Michael and Nash have been creating and posting new math games with astonishing regularity throughout the pandemic. Their YouTube channel is a great resource for parents who want to play math with elementary-age children.
Today’s entry: Closest to Ten, a quick game for addition and subtraction fluency with a tiny bit of multiplication potential.
And here’s one of my favorites for older players: Factor Triangles, a card game for 2-digit multiplication.
Check out their channel, and have fun playing math with your kids!
The Kickstarter is done, and today I’m kicking back and resting a bit. (And running into town for some errands, because life never stops.)
But even as I’m taking it easy around here, I know many of you are looking for ways to help your children learn to play with math.
So click the button below to go see all the games I’ve posted on my blog over the years. All free for your family’s use, and most of them don’t require anything more than a deck of cards or some paper and pencil.
The Substitution Game features low-floor, high-ceiling cooperative play that works with any age (or with a mixed-age group) — and you can use it while distance learning, too. It’s great for building algebraic thinking.
Excerpted from my upcoming book, Prealgebra & Geometry: Math Games for Middle School, scheduled for publication in early 2021. Sign up for my newsletter to get updates.

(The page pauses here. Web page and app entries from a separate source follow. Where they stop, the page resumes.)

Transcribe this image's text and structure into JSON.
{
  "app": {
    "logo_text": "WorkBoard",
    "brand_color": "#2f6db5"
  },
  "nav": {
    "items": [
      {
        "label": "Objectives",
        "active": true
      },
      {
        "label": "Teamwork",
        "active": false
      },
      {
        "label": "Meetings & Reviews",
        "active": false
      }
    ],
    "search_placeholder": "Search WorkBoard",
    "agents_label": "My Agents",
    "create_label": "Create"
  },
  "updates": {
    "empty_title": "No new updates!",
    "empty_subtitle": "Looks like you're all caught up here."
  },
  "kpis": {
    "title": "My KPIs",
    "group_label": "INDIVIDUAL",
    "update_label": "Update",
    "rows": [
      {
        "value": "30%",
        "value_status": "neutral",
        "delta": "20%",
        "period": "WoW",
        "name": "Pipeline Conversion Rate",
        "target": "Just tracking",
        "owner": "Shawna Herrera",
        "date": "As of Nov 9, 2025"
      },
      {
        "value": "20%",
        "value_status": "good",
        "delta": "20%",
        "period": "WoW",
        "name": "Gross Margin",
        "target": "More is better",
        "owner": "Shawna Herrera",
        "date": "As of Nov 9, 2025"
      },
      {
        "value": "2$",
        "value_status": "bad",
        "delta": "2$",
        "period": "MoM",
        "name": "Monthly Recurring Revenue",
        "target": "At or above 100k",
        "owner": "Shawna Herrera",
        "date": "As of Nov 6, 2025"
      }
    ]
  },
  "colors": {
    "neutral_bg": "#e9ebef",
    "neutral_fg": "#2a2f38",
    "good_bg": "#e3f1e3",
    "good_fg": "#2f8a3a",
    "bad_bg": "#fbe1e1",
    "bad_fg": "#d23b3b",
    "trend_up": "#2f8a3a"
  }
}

The Substitution Game
Math Concepts: addition, subtraction, multiplication, division, order of operations, integers, fractions, equivalence and substitution.
Players: any number (a cooperative game).
Equipment: whiteboard and markers (preferred) or pencil and paper to share. Calculator optional.
Running out of time on my Math You Can Play Kickstarter, so I better get to work on that Kickstarter Special Edition math-art book I promised to all the backers as a bonus reward.
Today I’m working on the Isometric Drawing and Impossible Figures section, because my co-op math classes had so much fun learning how to draw those.
Here’s a starter image on how to draw Minecraft blocks. At first I called them “isometric blocks” — but changing the name to “Minecraft” made the students really excited to learn. I’m not sure whether I like the pencil sketch, or if I should remake the illustrations on the computer…
Make a Y.
Turn it into an M.
Slant down for the bottom.
Slant up for the top.
The most common problem for beginners is that they try to make the base straight. They know a block can sit on a table, so the bottom has to be flat, right? But once students get a feel for how it goes, they can really take off and have fun.
UPDATE: The Kickstarter deals have ended, but my playful math books are still available through your favorite online store or by special order at your local bookshop. (Except for the Prealgebra & Geometry Games book, scheduled for publication in early 2021. Sign up for my email list to get the latest news.)
I believe this was the first math game I ever invented. Of course, ideas are common currency, so I’m sure other math teachers thought of it before I did. But to me, it was original.
I’ve blogged about the game before, but here’s the updated version as it appears in my new book Prealgebra & Geometry: Math Games for Middle School — scheduled for publication in early 2021. Sign up for my newsletter to get updates.
Math Concepts: integer addition, absolute value.
Players: two or more.
Equipment: playing cards (two decks may be needed for a large group).